_WHAT IS EXPECTED_. Go through the data below and copy each line where the word "view" occurs.

_AVAILABLE DATA_.
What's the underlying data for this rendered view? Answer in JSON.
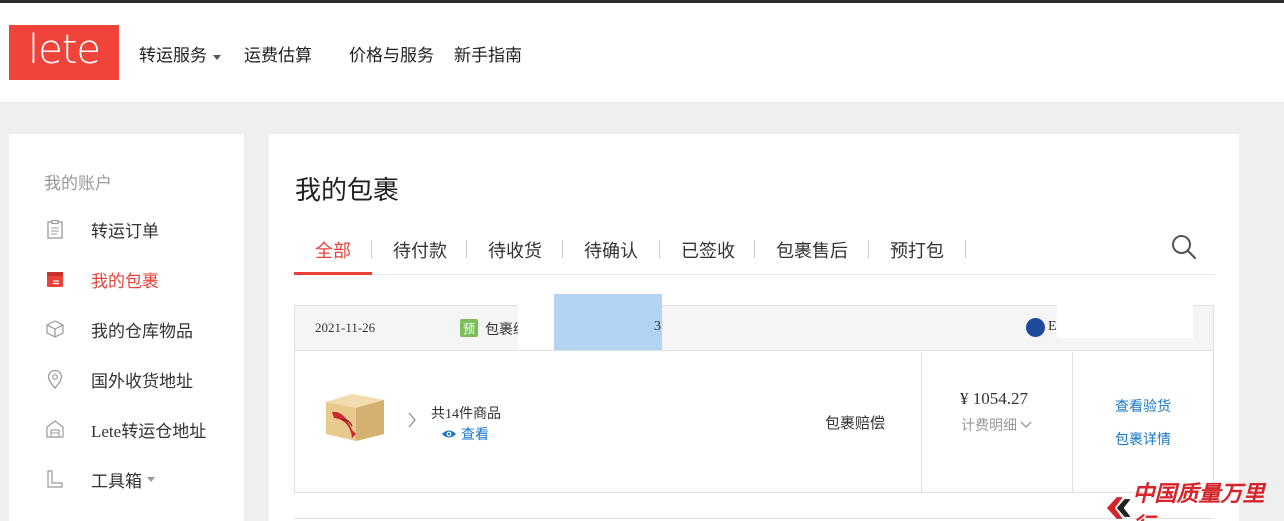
{
  "logo": "lete",
  "nav": [
    "转运服务",
    "运费估算",
    "价格与服务",
    "新手指南"
  ],
  "sidebar": {
    "title": "我的账户",
    "items": [
      {
        "label": "转运订单",
        "icon": "clipboard-icon"
      },
      {
        "label": "我的包裹",
        "icon": "package-box-icon"
      },
      {
        "label": "我的仓库物品",
        "icon": "cube-icon"
      },
      {
        "label": "国外收货地址",
        "icon": "map-pin-icon"
      },
      {
        "label": "Lete转运仓地址",
        "icon": "warehouse-icon"
      },
      {
        "label": "工具箱",
        "icon": "ruler-icon"
      }
    ],
    "active": "我的包裹"
  },
  "main": {
    "title": "我的包裹",
    "tabs": [
      "全部",
      "待付款",
      "待收货",
      "待确认",
      "已签收",
      "包裹售后",
      "预打包"
    ],
    "active_tab": "全部"
  },
  "package": {
    "date": "2021-11-26",
    "badge": "预",
    "number_prefix": "包裹编",
    "number_tail": "3",
    "carrier": "E",
    "item_count": "共14件商品",
    "view": "查看",
    "claim": "包裹赔偿",
    "price": "¥ 1054.27",
    "fee_detail": "计费明细",
    "actions": [
      "查看验货",
      "包裹详情"
    ]
  },
  "watermark": "中国质量万里行",
  "colors": {
    "accent": "#e8423a",
    "link": "#1677c9",
    "badge": "#7bbf5c"
  }
}
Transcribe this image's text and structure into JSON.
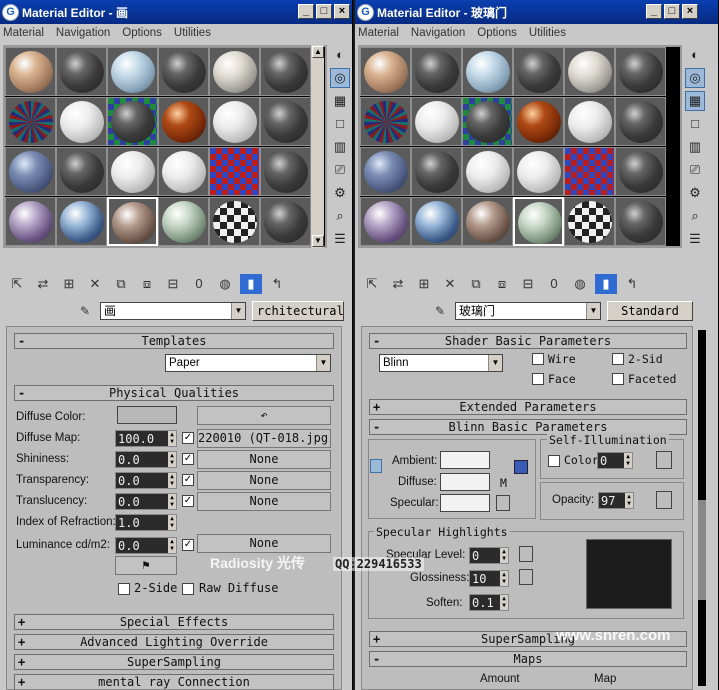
{
  "left_window": {
    "title": "Material Editor - 画",
    "menu": [
      "Material",
      "Navigation",
      "Options",
      "Utilities"
    ],
    "material_name": "画",
    "material_type": "rchitectural",
    "rollouts": {
      "templates": "Templates",
      "template_value": "Paper",
      "physical": "Physical Qualities",
      "special": "Special Effects",
      "advanced": "Advanced Lighting Override",
      "supersampling": "SuperSampling",
      "mentalray": "mental ray Connection"
    },
    "params": [
      {
        "label": "Diffuse Color:",
        "value": "",
        "map": ""
      },
      {
        "label": "Diffuse Map:",
        "value": "100.0",
        "map": "220010 (QT-018.jpg)"
      },
      {
        "label": "Shininess:",
        "value": "0.0",
        "map": "None"
      },
      {
        "label": "Transparency:",
        "value": "0.0",
        "map": "None"
      },
      {
        "label": "Translucency:",
        "value": "0.0",
        "map": "None"
      },
      {
        "label": "Index of Refraction:",
        "value": "1.0",
        "map": ""
      },
      {
        "label": "Luminance cd/m2:",
        "value": "0.0",
        "map": "None"
      }
    ],
    "two_side": "2-Side",
    "raw_diffuse": "Raw Diffuse"
  },
  "right_window": {
    "title": "Material Editor - 玻璃门",
    "menu": [
      "Material",
      "Navigation",
      "Options",
      "Utilities"
    ],
    "material_name": "玻璃门",
    "material_type": "Standard",
    "shader_rollout": "Shader Basic Parameters",
    "shader": "Blinn",
    "shader_opts": {
      "wire": "Wire",
      "two_sided": "2-Sid",
      "face": "Face",
      "faceted": "Faceted"
    },
    "extended": "Extended Parameters",
    "blinn": "Blinn Basic Parameters",
    "self_illum": "Self-Illumination",
    "color_label": "Color",
    "color_value": "0",
    "ambient": "Ambient:",
    "diffuse": "Diffuse:",
    "specular": "Specular:",
    "m_label": "M",
    "opacity_label": "Opacity:",
    "opacity_value": "97",
    "spec_highlights": "Specular Highlights",
    "spec_level_label": "Specular Level:",
    "spec_level": "0",
    "gloss_label": "Glossiness:",
    "gloss": "10",
    "soften_label": "Soften:",
    "soften": "0.1",
    "supersampling": "SuperSampling",
    "maps": "Maps",
    "amount_header": "Amount",
    "map_header": "Map"
  },
  "watermarks": {
    "radiosity": "Radiosity 光传",
    "qq": "QQ:229416533",
    "site": "www.snren.com"
  }
}
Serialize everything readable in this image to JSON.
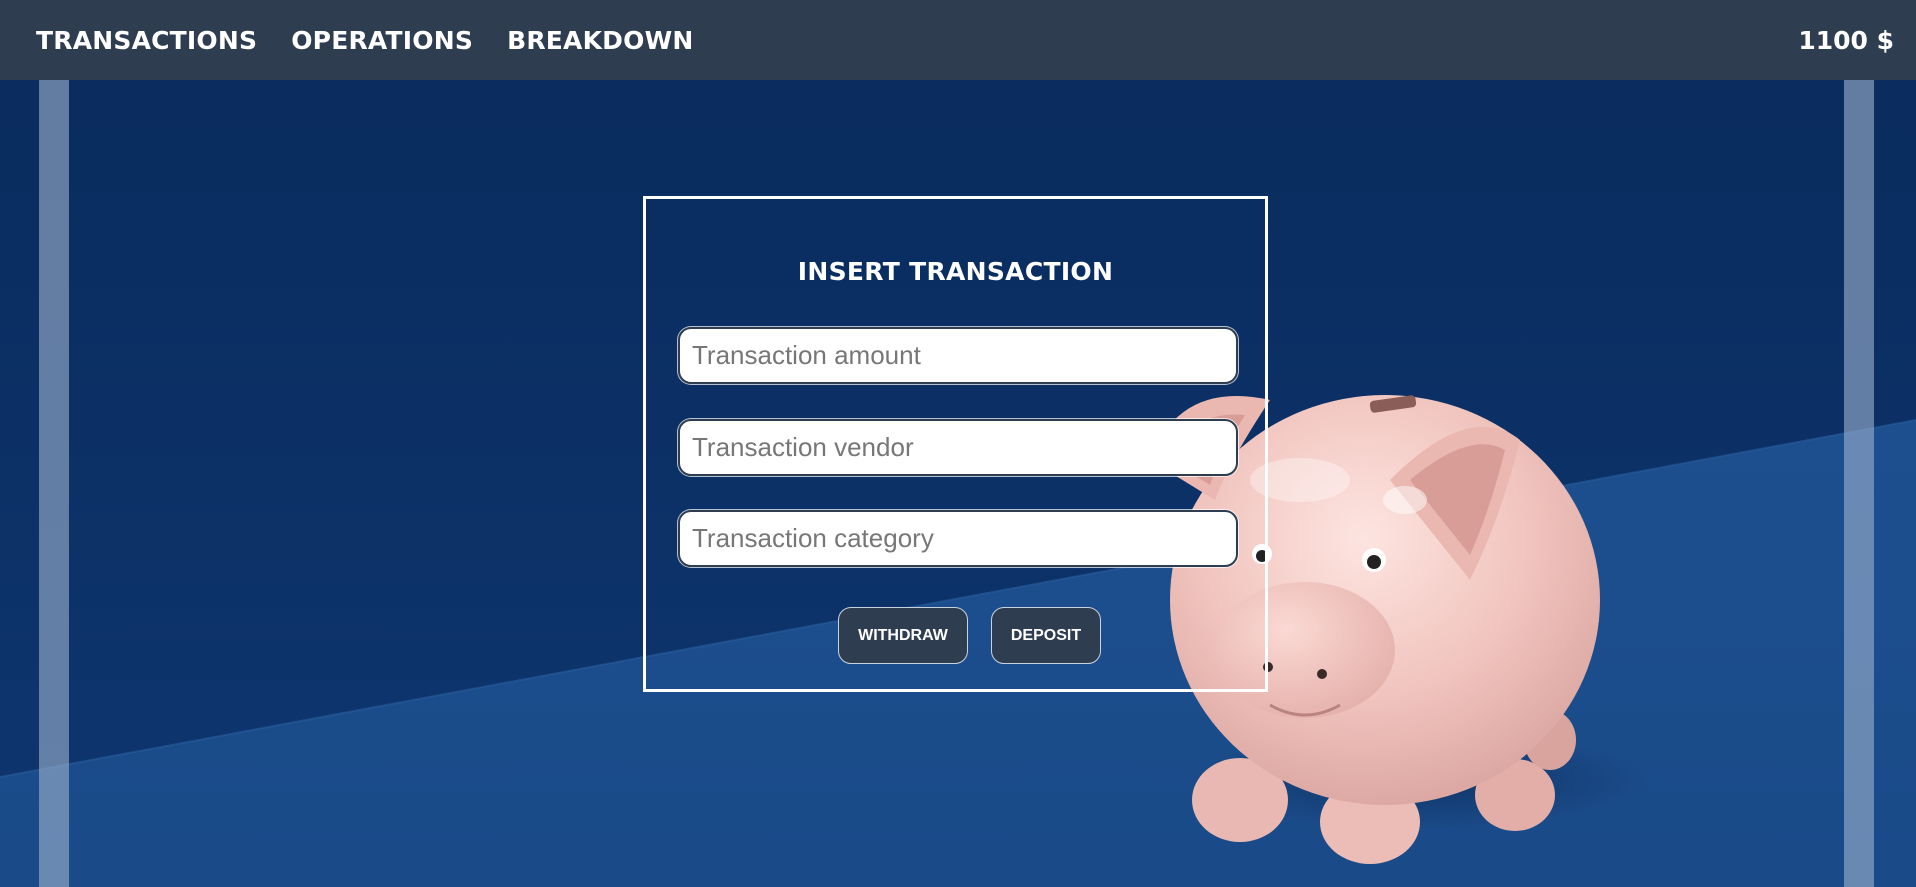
{
  "nav": {
    "items": [
      {
        "label": "TRANSACTIONS"
      },
      {
        "label": "OPERATIONS"
      },
      {
        "label": "BREAKDOWN"
      }
    ],
    "balance": "1100 $"
  },
  "form": {
    "title": "INSERT TRANSACTION",
    "amount_placeholder": "Transaction amount",
    "vendor_placeholder": "Transaction vendor",
    "category_placeholder": "Transaction category",
    "withdraw_label": "WITHDRAW",
    "deposit_label": "DEPOSIT"
  },
  "colors": {
    "navbar": "#2f3d50",
    "background_wall": "#0b2f62",
    "background_floor": "#1b4e8e",
    "piggy_bank": "#f0c2bd",
    "button": "#2f3d50",
    "text": "#ffffff"
  },
  "background_image": {
    "subject": "pink-piggy-bank"
  }
}
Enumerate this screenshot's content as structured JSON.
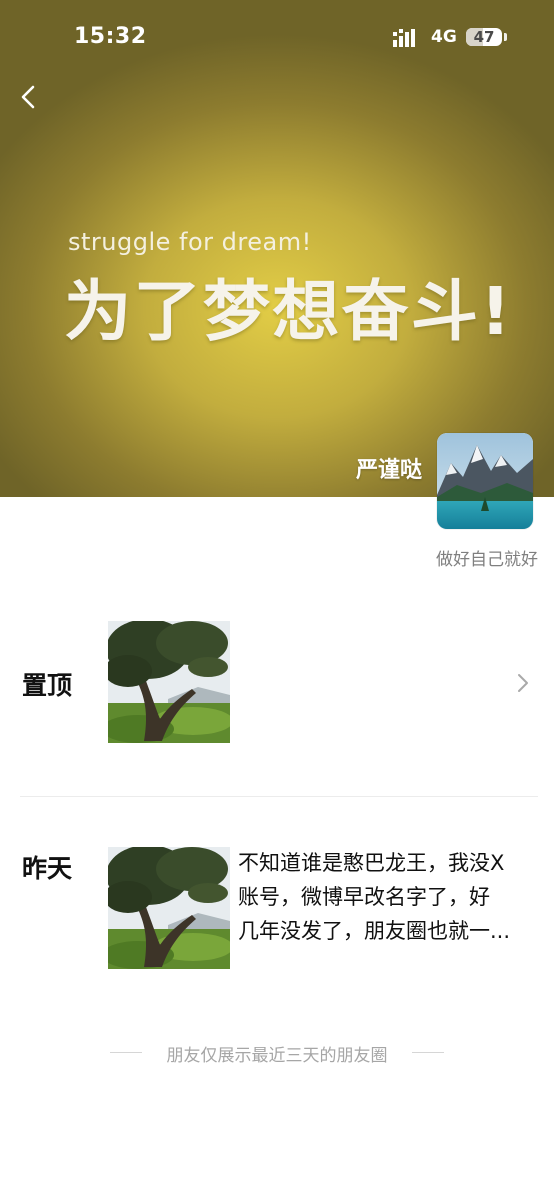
{
  "status_bar": {
    "time": "15:32",
    "network": "4G",
    "battery": "47",
    "battery_level": 0.47
  },
  "cover": {
    "slogan_en": "struggle for dream!",
    "slogan_zh": "为了梦想奋斗!"
  },
  "profile": {
    "username": "严谨哒",
    "signature": "做好自己就好",
    "avatar_icon": "mountain-lake-avatar"
  },
  "sections": [
    {
      "label": "置顶",
      "thumb_icon": "tree-photo"
    },
    {
      "label": "昨天",
      "thumb_icon": "tree-photo",
      "text_lines": [
        "不知道谁是憨巴龙王，我没X",
        "账号，微博早改名字了，好",
        "几年没发了，朋友圈也就一..."
      ]
    }
  ],
  "footer": {
    "text": "朋友仅展示最近三天的朋友圈"
  },
  "colors": {
    "cover_center": "#e2cd46",
    "cover_edge": "#6f6428",
    "text_primary": "#111111",
    "text_secondary": "#7f7f7f"
  }
}
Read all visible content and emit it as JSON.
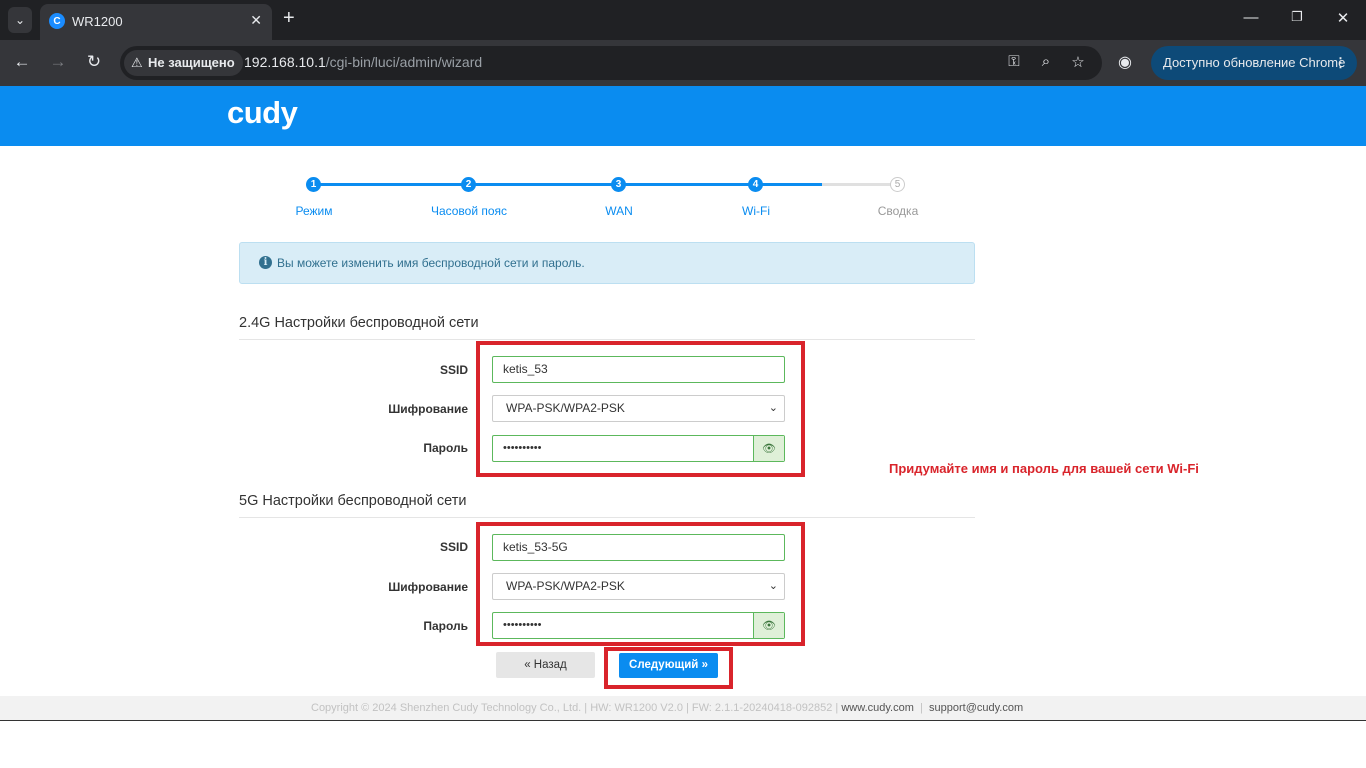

_FINISHED EXERCISE_.
What's the underlying data for this rendered view? Answer in JSON.
    "view": "查看",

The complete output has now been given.